Osteoporosis, or thinning of the bones, is more common among women, and it’s often not something you can feel.

06/03/2022
bone health women

Thinner and weaker bones put you at greater risk for fractures, and unfortunately, the first sign of osteoporosis is often a broken bone. That’s why it’s so important to get a bone mineral density (BMD) screening as often as your doctor recommends it, especially if you break a bone. BMD screenings are recommended for all women ages 65 and older.

 

Your doctor may also recommend a BMD screening if you:

-          Have a family history of hip fractures.

-          Are taking steroids or certain other medications

-          Have certain health conditions, such as a low body mass index (BMI), rheumatoid arthritis, type 1 diabetes, liver or kidney disease, and hyperthyroidism or hyperparathyroidism.

 

Here’s what you need to know about the test

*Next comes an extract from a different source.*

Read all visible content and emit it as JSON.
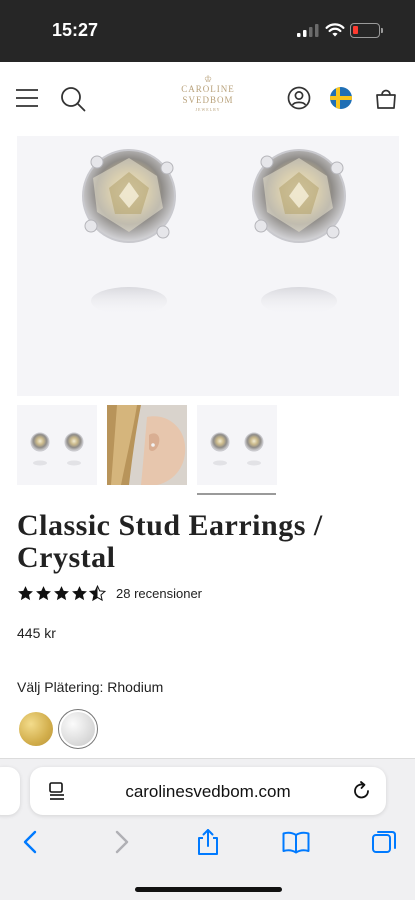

A BMD test is quick. It often takes less than 15 minutes and it’s painless. It uses x-rays to measure the levels of calcium and other bone minerals. According to the Mayo Clinic, the test usually focuses on bones that are most likely to break because of osteoporosis, including:

·         Lower spine

·         Forearm

·         Thigh, next to your hip joint

 

A BMD screening may also help detect if you have osteopenia, which is a less severe loss of bone density that may lead to osteoporosis.

 

If you’ve been diagnosed with osteoporosis

One out of three women will suffer bone damage or fracture from osteoporosis after age 50 – some you might even recognize. Actress Sally Field was diagnosed in her 50s. “The good news about osteoporosis is that it’s very treatable,” she said. “But it’s silent. You don’t know it’s there unless you’re getting bone density tests and you have someone looking out for you, like a really good doctor.”

 

There are things you can do to help keep your bones healthy and help prevent osteoporosis.

·         Get enough calcium in your diet.

·         Take vitamin D.

·         Exercise regularly.

·         Fall-proof your home.

·         Avoid smoking and excess alcohol.

·         Talk with your doctor about medication options.

 

Men are also affected

Men in their fifties don’t experience the same rapid bone mass loss as women do following menopause. But by age 65 or 70, men and women lose bone mass at the same rate. Men approaching this age should talk to their doctor, who can diagnose osteoporosis by looking at medical history, and ordering x-rays, urine and blood tests, and a BMD screening.

 

When you’re at your next physical, be sure to ask your doctor if you’re due for a BMD screening.